“Prose both scabrous and poetic.” – Publishers Weekly. “Proust meets Chandler over a pint of Guinness.” – Spectator. “A sheer pleasure.” – Tana French. “Among the most memorable books of the year, of any genre.” – Sunday Times. “A hardboiled delight.” – Guardian. “Imagine Donald Westlake and Richard Stark collaborating on a screwball noir.” – Kirkus Reviews. “A cross between Raymond Chandler and Flann O’Brien.” – John Banville. “The effortless cool of Elmore Leonard at his peak.” – Ray Banks. “A fine writer at the top of his game.” – Lee Child.

Saturday, May 30, 2009

Semantics, She Wrote

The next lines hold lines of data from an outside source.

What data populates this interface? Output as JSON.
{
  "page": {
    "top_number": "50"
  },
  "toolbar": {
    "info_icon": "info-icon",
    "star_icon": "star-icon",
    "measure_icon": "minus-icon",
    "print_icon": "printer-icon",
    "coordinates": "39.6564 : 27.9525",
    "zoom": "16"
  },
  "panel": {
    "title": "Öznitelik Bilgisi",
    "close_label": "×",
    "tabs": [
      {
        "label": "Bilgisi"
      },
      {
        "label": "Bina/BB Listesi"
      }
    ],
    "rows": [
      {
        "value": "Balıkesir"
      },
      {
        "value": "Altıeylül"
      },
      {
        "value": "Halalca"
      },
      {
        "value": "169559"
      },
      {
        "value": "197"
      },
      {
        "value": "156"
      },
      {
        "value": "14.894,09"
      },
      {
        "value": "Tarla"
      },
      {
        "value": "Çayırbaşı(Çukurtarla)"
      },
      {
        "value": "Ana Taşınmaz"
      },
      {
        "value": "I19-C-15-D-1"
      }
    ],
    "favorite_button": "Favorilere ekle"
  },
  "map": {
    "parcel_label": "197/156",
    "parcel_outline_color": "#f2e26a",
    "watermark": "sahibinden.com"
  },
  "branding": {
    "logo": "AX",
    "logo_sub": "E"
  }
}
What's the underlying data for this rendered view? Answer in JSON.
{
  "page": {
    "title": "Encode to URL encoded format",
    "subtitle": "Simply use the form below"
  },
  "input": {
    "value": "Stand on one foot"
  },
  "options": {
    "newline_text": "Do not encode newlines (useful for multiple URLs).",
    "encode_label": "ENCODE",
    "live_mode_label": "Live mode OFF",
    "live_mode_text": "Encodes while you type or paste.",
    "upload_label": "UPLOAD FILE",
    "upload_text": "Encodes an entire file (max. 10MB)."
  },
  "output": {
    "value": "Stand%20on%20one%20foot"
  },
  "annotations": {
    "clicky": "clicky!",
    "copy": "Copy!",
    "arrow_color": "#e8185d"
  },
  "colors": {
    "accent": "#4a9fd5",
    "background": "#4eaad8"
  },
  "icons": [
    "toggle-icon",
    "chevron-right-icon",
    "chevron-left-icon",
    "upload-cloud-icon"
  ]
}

One of the benefits of running a books blog is that you get sent free books all the time, which is absolutely terrific. I received a copy of Aifric Campbell’s THE SEMANTICS OF MURDER last year, when it was first published, but – the demands on everyone’s reading time being what they are – I simply didn’t get around to reading it. Happily, circumstance has forced my hand, as I’m moderating a panel at next week’s Dublin Writers’ Festival, doing my best not to get myself blinded as Aifric Campbell, Ed O’Loughlin and Peter Murphy dazzle their audience.
  Anyway, being the consummate pro that I am (koff), I read THE SEMANTICS OF MURDER this week, and I thoroughly enjoyed it. Nice to have a right good novel-of-ideas to mull over, the kind that you’d read in two days if only you weren’t breaking off to stare out the window every five minutes going, ‘Hmmmm, that’s interesting …’. Example thereof:
“The truth was that creative writers were more qualified to explain humanity than psychiatrists and philosophers. This was what Levi the chemist had eventually realised, that he would have to resort to fiction and poetry to communicate the horror of Auschwitz. The psychologists and psychoanalysts who had staked out their territorial claim knew no more than the great novelists …” – Aifric Campbell, THE SEMANTICS OF MURDER
  I’m currently a third of the way through Peter Murphy’s JOHN THE REVELATOR, and enjoying that hugely too. There’s a beautiful narrative voice that puts me in mind of Pat McCabe’s THE BUTCHER BOY, and a whimsical note that suggests a tincture of Flann O’Brien. All of which is most excellent …
  As for Ed O’Loughlin’s NOT UNTRUE & NOT UNKIND, clickety-click here
  That panel, by the way, takes place next Wednesday, June 3rd, at 6pm at the Project Arts Centre. Tickets are €12 / €10. Of which, sadly, I don’t see a red cent. Boo …
  In other Dublin Writers’ Festival News, the impossibly gorgeous Arlene Hunt moderates a panel composed of Val McDermid and Kate Summerscale on Sunday, June 7th, at 5pm at The Abbey, which is quite posh for crime writers, but there you go. Val McDermid is plugging her latest novel, whatever that happens to be, while Kate Summerscale will be talking about THE SUSPICIONS OF MR WHICHER, which I’ve yet to read but I’m hearing great things about … Again, tickets are €12 / €10, which is a bargain for The Abbey. Plus, you get Arlene Hunt, and very possibly Val McDermid on a feminist rant. What more could any red-blooded male want?

2 comments:

Anonymous said...

Oh sweet marmalade, I can't beleive it's next week. Where does the time go? Am currently finishing KS's book, cracking read.
Arlene

Anonymous said...

*believe* pre-coffee typing